Outline strategies you would incorporate to prevent central venous catheter related infection.
A number of different strategies should be considered. One approach to incorporate these follows:
Why? Confirm need for Central Venous Line (initial, and ongoing).
How? Pay attention to sterile insertion technique. Non occlusive dressing, transparent semipermeable dressing or dressing with topical disinfectant.
What? Use single lumen where possible; consider antibiotic impregnated line.
Where? Subclavian site preferentially over Internal Jugular or femoral; consider PICC lines
(peripherally inserted central catheters),
When remove? Daily site inspections, and consider early change.
Replace giving sets/lines regularly: blood and TPN giving sets 24hrly but other IV sets after 72 hrs
Twenty-two out of twenty-six candidates passed this question.
This is one of those topics an intensivist is expected to be the master of. It is no wonder that the majority of candidates received a passing grade for their answers.
A recent SHEA/ADSA guidelines document (2014) is available for leasurely perusal.

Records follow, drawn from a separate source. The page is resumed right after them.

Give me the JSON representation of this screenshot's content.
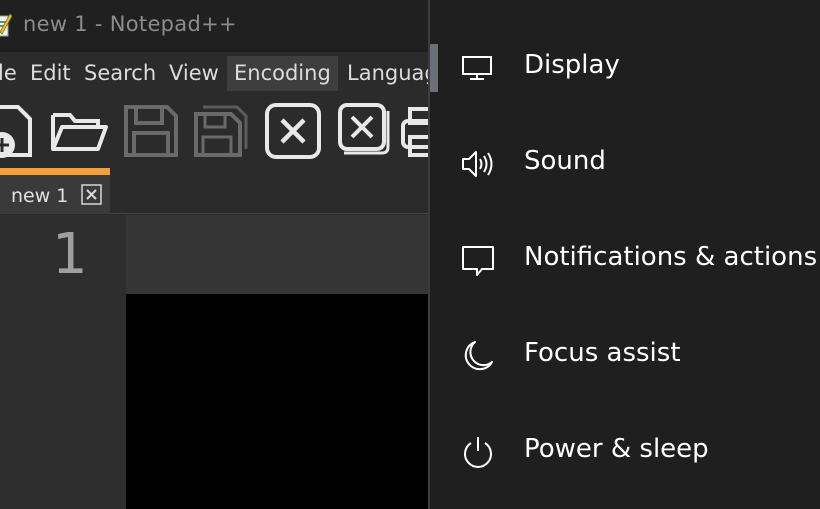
{
  "notepad": {
    "window_title": "new 1 - Notepad++",
    "menu": [
      {
        "label": "le"
      },
      {
        "label": "Edit"
      },
      {
        "label": "Search"
      },
      {
        "label": "View"
      },
      {
        "label": "Encoding"
      },
      {
        "label": "Languag"
      }
    ],
    "active_menu": "Encoding",
    "toolbar_icons": [
      "new-file-icon",
      "open-folder-icon",
      "save-icon",
      "save-all-icon",
      "close-icon",
      "close-all-icon",
      "print-icon"
    ],
    "tab": {
      "label": "new 1"
    },
    "line_number": "1"
  },
  "settings": {
    "items": [
      {
        "label": "Display",
        "icon": "monitor-icon"
      },
      {
        "label": "Sound",
        "icon": "speaker-icon"
      },
      {
        "label": "Notifications & actions",
        "icon": "notification-icon"
      },
      {
        "label": "Focus assist",
        "icon": "moon-icon"
      },
      {
        "label": "Power & sleep",
        "icon": "power-icon"
      }
    ]
  },
  "colors": {
    "tab_accent": "#f6a03c",
    "settings_bg": "#1f1f1f",
    "editor_bg": "#000000"
  }
}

It, however, is too massive and fibrous to digest in a short span of time.
However, our very own ANZICS statement on insertion and maintenance of CVCs is a more concise and more manageable document. The following list of points is derived from this document.

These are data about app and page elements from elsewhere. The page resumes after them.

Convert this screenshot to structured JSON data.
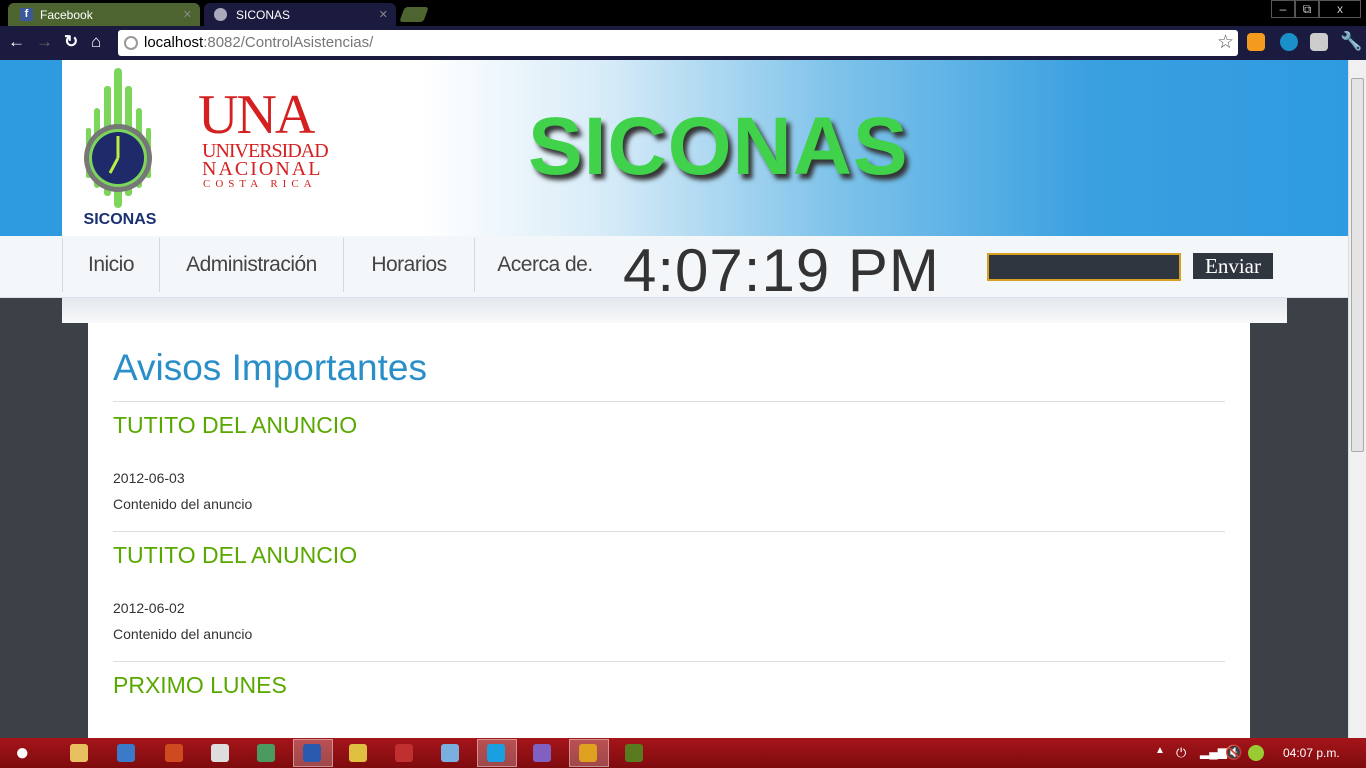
{
  "browser": {
    "tabs": [
      {
        "label": "Facebook",
        "icon": "facebook-icon"
      },
      {
        "label": "SICONAS",
        "icon": "globe-icon"
      }
    ],
    "url_host": "localhost",
    "url_rest": ":8082/ControlAsistencias/",
    "window_controls": {
      "minimize": "–",
      "restore": "⧉",
      "close": "x"
    },
    "extensions": [
      "hotmail-notifier-icon",
      "extension-icon",
      "gmail-checker-icon",
      "wrench-icon"
    ]
  },
  "header": {
    "logo_text": "SICONAS",
    "una_logo": {
      "big": "UNA",
      "line1": "UNIVERSIDAD",
      "line2": "NACIONAL",
      "line3": "COSTA RICA"
    },
    "title": "SICONAS"
  },
  "nav": {
    "items": [
      "Inicio",
      "Administración",
      "Horarios",
      "Acerca de."
    ],
    "clock": "4:07:19 PM",
    "submit_label": "Enviar",
    "input_value": ""
  },
  "main": {
    "heading": "Avisos Importantes",
    "notices": [
      {
        "title": "TUTITO DEL ANUNCIO",
        "date": "2012-06-03",
        "content": "Contenido del anuncio"
      },
      {
        "title": "TUTITO DEL ANUNCIO",
        "date": "2012-06-02",
        "content": "Contenido del anuncio"
      },
      {
        "title": "PRXIMO LUNES"
      }
    ]
  },
  "taskbar": {
    "apps": [
      "explorer",
      "outlook",
      "powerpoint",
      "messenger",
      "network",
      "word",
      "files",
      "snipping",
      "virtualbox",
      "skype",
      "eclipse",
      "chrome",
      "dreamweaver"
    ],
    "active_apps": [
      "word",
      "skype",
      "chrome"
    ],
    "clock": "04:07 p.m."
  },
  "colors": {
    "accent_blue": "#2a8fc8",
    "notice_green": "#59a800",
    "taskbar": "#8b0f12",
    "title_green": "#3fd24a"
  }
}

This is a point-form synopsis of CVC features and practices associated with a decreased risk of CVC infection:
Marschall, Jonas, et al. "Strategies to prevent central line–associated bloodstream infections in acute care hospitals: 2014 update." Strategies 35.7 (2014): 753-771.

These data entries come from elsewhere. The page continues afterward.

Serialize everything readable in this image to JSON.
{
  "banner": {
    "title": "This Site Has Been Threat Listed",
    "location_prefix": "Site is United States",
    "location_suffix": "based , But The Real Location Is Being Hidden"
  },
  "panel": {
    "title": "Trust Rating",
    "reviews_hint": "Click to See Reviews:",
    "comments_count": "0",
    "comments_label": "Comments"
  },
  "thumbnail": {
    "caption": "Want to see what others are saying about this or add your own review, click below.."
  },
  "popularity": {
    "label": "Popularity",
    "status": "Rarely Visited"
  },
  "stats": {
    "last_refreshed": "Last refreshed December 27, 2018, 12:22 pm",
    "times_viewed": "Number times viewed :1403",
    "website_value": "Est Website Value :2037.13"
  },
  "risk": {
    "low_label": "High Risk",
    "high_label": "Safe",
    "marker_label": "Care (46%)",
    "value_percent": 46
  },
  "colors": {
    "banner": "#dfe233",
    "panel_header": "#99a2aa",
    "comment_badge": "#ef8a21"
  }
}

.LIFL have made as short a summary as one can manage without omitting vital facets of the overall strategy.